As you would expect from such a beautiful example with such storied and single southern California family ownership, the car is in quite astounding condition both cosmetically and mechanically. The original and legendary 194 c.i. inline 6 cylinder 'Storebolt Six' engine is extremely strong and sounds absolutely magnificent with this particular car also driving absolutely magnificently - must be driven to be fully appreciated - does not miss a beat and purrs like a kitten - drives straight as an arrow with no strange road wobbles, shakes or rattles - a truly remarkable daily driver with the transmission shifting smoothly through the gears and with the car being an absolute pleasure to drive!

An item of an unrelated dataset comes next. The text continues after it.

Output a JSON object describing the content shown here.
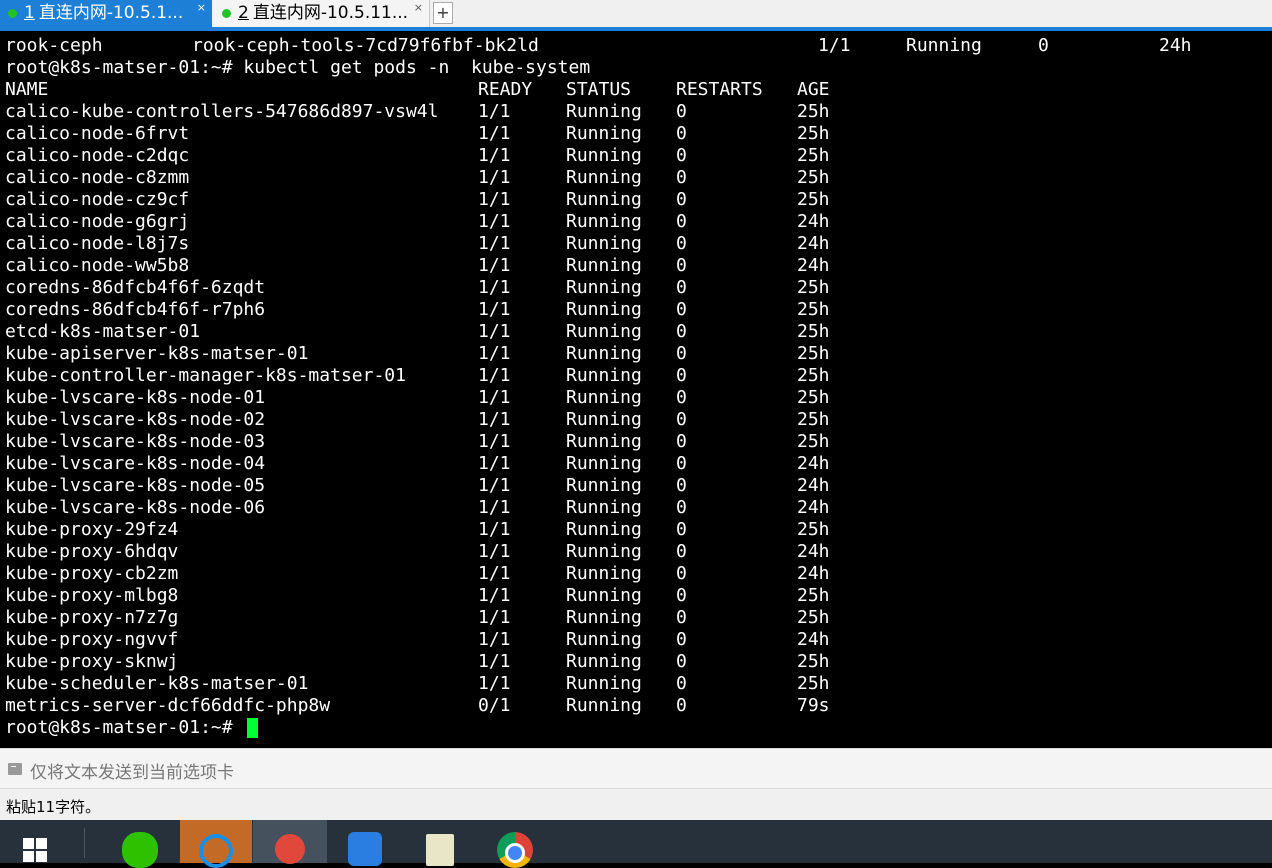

This is obviously one especially desirable example of the now very rare 1931 'Independence' Sports Coupe with very few still remaining, even fewer can be anywhere close to comparable to this particularly exquisite example boasting only one southern California family ownership since new. This car truly has to be seen and indeed driven to be fully appreciated and without a doubt you will look long and hard to find a finer example of this beautifully presented 1931 Chevrolet 'Independence' Sports Coupe, a very rare piece of classic American car history and obviously absolutely essential for any serious GM collection and quite simply a perfect car for the Chevrolet enthusiast or any pre-war classic car collector to add to their collection!